- [PROBLEM STATEMENT]:
Report back every line of the entries that contains "meta", exactly as written.

- [SOURCE RECORDS]:
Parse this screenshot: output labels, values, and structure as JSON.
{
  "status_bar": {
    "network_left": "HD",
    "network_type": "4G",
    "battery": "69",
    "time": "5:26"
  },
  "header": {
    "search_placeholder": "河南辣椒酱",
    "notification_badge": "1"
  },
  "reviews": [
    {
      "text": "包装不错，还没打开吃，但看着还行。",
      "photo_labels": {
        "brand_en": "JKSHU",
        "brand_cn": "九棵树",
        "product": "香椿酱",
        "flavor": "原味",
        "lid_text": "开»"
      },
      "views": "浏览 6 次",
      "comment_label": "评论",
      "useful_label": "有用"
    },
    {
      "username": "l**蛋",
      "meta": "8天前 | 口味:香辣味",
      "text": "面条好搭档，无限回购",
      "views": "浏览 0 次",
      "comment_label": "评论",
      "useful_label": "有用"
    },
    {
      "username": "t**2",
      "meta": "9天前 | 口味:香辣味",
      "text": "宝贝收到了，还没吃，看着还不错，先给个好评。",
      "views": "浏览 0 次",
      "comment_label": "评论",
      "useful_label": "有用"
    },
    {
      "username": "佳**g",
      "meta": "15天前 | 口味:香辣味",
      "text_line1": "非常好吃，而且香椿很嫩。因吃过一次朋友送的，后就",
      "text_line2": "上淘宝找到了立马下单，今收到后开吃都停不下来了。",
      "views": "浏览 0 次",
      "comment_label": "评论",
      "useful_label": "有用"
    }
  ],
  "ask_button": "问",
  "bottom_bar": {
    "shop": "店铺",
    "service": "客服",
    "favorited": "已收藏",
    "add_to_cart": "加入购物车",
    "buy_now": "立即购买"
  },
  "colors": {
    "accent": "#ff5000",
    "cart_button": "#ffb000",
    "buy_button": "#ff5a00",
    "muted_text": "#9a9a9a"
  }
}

- [ANSWER TO THE PROBLEM]:
      "meta": "8天前 | 口味:香辣味",
      "meta": "9天前 | 口味:香辣味",
      "meta": "15天前 | 口味:香辣味",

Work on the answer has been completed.